:: Problem statement ::
Start to finish, reproduce the records below with nothing missing.

Entries from a dataset of interfaces:
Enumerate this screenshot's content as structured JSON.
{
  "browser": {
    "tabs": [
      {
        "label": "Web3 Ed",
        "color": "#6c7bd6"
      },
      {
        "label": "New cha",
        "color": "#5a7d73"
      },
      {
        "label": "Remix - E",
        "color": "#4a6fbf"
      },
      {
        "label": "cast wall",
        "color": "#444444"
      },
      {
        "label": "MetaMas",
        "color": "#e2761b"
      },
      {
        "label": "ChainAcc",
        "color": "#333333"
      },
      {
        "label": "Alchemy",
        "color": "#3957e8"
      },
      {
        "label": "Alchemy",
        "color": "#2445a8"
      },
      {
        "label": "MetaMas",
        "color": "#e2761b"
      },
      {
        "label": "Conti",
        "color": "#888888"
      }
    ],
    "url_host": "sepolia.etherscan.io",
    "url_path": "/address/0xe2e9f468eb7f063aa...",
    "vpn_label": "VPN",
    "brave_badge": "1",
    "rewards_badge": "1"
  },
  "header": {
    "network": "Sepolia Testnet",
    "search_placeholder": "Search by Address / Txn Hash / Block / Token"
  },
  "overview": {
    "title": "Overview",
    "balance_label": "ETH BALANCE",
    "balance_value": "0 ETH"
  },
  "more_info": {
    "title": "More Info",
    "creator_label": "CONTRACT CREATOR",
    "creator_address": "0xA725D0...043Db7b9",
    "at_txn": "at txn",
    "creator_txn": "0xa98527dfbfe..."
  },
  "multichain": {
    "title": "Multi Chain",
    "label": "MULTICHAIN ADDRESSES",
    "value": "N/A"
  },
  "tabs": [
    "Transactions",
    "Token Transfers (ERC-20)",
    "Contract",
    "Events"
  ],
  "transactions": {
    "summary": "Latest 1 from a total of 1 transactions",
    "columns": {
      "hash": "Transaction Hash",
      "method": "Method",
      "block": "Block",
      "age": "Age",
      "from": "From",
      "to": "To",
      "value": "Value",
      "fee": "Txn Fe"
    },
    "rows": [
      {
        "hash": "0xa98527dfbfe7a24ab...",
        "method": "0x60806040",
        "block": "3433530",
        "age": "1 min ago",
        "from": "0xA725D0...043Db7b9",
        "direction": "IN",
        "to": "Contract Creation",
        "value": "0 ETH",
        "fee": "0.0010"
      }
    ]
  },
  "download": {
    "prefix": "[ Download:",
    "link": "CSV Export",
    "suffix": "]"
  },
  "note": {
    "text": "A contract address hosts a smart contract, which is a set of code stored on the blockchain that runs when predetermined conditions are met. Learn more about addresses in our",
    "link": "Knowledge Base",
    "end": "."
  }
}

:: Answer box ::
Enumerate this screenshot's content as structured JSON.
{
  "browser": {
    "tabs": [
      {
        "label": "Web3 Ed",
        "color": "#6c7bd6"
      },
      {
        "label": "New cha",
        "color": "#5a7d73"
      },
      {
        "label": "Remix - E",
        "color": "#4a6fbf"
      },
      {
        "label": "cast wall",
        "color": "#444444"
      },
      {
        "label": "MetaMas",
        "color": "#e2761b"
      },
      {
        "label": "ChainAcc",
        "color": "#333333"
      },
      {
        "label": "Alchemy",
        "color": "#3957e8"
      },
      {
        "label": "Alchemy",
        "color": "#2445a8"
      },
      {
        "label": "MetaMas",
        "color": "#e2761b"
      },
      {
        "label": "Conti",
        "color": "#888888"
      }
    ],
    "url_host": "sepolia.etherscan.io",
    "url_path": "/address/0xe2e9f468eb7f063aa...",
    "vpn_label": "VPN",
    "brave_badge": "1",
    "rewards_badge": "1"
  },
  "header": {
    "network": "Sepolia Testnet",
    "search_placeholder": "Search by Address / Txn Hash / Block / Token"
  },
  "overview": {
    "title": "Overview",
    "balance_label": "ETH BALANCE",
    "balance_value": "0 ETH"
  },
  "more_info": {
    "title": "More Info",
    "creator_label": "CONTRACT CREATOR",
    "creator_address": "0xA725D0...043Db7b9",
    "at_txn": "at txn",
    "creator_txn": "0xa98527dfbfe..."
  },
  "multichain": {
    "title": "Multi Chain",
    "label": "MULTICHAIN ADDRESSES",
    "value": "N/A"
  },
  "tabs": [
    "Transactions",
    "Token Transfers (ERC-20)",
    "Contract",
    "Events"
  ],
  "transactions": {
    "summary": "Latest 1 from a total of 1 transactions",
    "columns": {
      "hash": "Transaction Hash",
      "method": "Method",
      "block": "Block",
      "age": "Age",
      "from": "From",
      "to": "To",
      "value": "Value",
      "fee": "Txn Fe"
    },
    "rows": [
      {
        "hash": "0xa98527dfbfe7a24ab...",
        "method": "0x60806040",
        "block": "3433530",
        "age": "1 min ago",
        "from": "0xA725D0...043Db7b9",
        "direction": "IN",
        "to": "Contract Creation",
        "value": "0 ETH",
        "fee": "0.0010"
      }
    ]
  },
  "download": {
    "prefix": "[ Download:",
    "link": "CSV Export",
    "suffix": "]"
  },
  "note": {
    "text": "A contract address hosts a smart contract, which is a set of code stored on the blockchain that runs when predetermined conditions are met. Learn more about addresses in our",
    "link": "Knowledge Base",
    "end": "."
  }
}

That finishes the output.